Last night I was trying to decide where to plant some flowers. There were some restrictions - for one thing, I didn't want any plant to be hidden behind a taller one. The morning glory had to go next to the railing, so it would have something to climb. Identical plants should be adjacent, but similar colors shouldn't be. And something conspicuous should probably go in front, so no one would trample the flowerbed by accident. Obviously this was a constraint problem, and one too hard to solve in my head. So, trowel in hand, I set about figuring out how to solve it by machine.
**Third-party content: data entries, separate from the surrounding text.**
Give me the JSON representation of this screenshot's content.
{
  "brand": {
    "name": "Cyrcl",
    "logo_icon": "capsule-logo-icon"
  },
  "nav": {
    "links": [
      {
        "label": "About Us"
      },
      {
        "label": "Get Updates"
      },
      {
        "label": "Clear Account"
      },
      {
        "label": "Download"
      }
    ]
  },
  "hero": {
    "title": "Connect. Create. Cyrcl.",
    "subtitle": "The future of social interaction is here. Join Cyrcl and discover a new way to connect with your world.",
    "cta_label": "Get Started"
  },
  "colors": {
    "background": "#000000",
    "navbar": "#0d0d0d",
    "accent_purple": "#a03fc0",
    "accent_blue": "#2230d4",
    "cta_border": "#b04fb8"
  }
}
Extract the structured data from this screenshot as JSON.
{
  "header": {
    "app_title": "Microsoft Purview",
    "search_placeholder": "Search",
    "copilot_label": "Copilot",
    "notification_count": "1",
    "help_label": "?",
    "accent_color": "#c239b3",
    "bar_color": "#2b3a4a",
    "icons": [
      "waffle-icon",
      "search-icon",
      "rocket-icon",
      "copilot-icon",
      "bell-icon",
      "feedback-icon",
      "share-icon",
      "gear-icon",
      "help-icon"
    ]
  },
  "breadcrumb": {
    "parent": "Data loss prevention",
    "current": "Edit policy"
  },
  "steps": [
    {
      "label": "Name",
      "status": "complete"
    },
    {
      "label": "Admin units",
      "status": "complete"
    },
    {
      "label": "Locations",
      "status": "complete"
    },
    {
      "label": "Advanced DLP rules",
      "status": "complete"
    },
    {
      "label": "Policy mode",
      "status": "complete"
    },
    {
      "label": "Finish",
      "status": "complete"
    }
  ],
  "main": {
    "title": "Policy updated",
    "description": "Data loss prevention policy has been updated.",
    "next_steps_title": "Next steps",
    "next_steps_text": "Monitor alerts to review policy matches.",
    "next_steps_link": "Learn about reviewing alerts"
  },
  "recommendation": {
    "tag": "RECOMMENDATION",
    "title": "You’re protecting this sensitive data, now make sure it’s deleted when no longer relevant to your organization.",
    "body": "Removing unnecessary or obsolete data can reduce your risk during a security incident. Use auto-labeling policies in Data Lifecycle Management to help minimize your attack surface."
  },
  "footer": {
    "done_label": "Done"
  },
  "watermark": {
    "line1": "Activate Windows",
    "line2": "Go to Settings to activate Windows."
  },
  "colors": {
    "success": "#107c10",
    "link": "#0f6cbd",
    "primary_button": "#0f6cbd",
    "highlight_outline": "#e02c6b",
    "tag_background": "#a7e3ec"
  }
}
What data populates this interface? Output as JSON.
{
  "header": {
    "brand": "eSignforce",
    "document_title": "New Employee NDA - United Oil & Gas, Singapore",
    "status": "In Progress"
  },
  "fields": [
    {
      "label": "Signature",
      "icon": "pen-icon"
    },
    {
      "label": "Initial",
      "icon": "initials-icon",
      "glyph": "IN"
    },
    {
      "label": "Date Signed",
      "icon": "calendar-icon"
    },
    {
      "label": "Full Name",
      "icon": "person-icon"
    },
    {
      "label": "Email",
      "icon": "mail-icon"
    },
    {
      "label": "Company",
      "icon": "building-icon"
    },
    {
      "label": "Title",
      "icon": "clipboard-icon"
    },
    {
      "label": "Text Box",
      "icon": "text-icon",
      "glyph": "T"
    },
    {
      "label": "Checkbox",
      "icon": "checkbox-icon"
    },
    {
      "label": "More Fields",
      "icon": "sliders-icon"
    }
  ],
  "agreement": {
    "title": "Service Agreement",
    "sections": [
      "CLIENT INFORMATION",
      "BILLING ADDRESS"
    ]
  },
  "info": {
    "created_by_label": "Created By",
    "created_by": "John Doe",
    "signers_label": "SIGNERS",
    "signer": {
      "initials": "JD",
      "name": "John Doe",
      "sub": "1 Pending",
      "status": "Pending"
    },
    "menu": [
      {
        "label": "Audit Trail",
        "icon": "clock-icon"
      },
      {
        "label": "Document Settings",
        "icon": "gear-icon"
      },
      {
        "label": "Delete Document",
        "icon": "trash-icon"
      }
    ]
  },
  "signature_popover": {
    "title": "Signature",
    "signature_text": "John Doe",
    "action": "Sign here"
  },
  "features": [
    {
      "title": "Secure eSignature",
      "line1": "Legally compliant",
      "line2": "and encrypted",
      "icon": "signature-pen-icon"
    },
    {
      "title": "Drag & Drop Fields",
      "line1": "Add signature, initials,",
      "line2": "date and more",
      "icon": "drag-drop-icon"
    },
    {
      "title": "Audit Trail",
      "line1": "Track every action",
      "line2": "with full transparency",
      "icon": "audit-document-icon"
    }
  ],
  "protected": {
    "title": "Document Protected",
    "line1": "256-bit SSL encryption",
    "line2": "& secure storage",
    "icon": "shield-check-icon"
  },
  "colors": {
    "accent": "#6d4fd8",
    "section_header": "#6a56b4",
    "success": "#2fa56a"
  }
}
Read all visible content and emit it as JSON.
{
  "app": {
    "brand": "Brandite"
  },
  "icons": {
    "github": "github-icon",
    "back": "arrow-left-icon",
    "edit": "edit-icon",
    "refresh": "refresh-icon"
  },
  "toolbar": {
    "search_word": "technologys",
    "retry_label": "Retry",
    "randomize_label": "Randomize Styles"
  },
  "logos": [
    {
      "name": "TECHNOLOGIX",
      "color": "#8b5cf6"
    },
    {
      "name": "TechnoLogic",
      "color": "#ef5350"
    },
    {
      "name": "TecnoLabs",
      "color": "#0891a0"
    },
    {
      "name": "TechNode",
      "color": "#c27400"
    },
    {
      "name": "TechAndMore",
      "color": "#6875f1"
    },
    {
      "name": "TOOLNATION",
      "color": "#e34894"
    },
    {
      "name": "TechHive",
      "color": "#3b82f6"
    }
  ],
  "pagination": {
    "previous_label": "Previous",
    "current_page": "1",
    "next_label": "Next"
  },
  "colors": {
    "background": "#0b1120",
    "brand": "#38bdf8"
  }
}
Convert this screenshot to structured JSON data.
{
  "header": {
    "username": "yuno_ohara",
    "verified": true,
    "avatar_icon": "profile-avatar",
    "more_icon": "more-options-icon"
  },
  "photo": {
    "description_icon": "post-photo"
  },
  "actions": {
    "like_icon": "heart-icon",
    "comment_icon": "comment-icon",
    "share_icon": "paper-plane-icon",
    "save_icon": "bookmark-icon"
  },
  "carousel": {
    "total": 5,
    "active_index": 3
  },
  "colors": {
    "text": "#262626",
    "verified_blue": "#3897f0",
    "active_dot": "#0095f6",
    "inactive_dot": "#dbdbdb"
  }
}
It is a valuable habit for a programmer to hand any problem over to a program at the first sign of difficulty. Or at least it's valuable when you're sitting at the keyboard and already know how to solve the problem. Unfortunately I've never actually done constraint programming, and nothing in the garden proved helpful. So I was still trying to figure out how to explain the problem to a computer when I noticed it had gotten dark, and I had only planted a few of the flowers.
Real programmers can build constraint solvers out of dirt and weeds. I, on the other hand, got to plant my flowers in the dark.